Stored entries
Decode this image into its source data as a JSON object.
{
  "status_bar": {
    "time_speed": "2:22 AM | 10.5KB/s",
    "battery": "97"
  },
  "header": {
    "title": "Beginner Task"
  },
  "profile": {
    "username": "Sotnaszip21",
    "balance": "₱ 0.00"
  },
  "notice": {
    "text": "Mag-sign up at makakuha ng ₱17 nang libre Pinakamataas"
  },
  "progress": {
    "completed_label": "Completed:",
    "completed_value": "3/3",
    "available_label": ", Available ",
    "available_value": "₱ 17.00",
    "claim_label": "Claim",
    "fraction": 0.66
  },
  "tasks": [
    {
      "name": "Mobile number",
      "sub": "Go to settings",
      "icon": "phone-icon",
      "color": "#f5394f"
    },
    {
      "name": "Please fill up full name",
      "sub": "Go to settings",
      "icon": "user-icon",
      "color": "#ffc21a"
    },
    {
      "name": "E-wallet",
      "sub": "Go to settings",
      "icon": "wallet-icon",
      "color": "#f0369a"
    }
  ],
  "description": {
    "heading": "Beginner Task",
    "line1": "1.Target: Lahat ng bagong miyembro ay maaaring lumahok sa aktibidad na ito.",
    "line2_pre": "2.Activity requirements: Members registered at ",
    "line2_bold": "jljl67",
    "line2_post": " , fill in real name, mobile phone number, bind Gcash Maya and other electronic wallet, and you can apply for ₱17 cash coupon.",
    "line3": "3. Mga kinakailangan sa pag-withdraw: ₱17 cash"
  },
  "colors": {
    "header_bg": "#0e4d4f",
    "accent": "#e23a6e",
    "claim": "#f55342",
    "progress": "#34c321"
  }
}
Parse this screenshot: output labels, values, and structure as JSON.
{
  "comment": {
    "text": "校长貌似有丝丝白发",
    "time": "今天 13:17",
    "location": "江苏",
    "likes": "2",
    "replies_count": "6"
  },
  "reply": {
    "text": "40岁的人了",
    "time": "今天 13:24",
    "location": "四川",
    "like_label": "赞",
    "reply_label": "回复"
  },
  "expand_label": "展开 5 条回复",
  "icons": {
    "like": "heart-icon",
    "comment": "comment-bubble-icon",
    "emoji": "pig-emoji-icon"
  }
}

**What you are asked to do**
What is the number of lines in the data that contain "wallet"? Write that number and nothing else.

**Your response**
3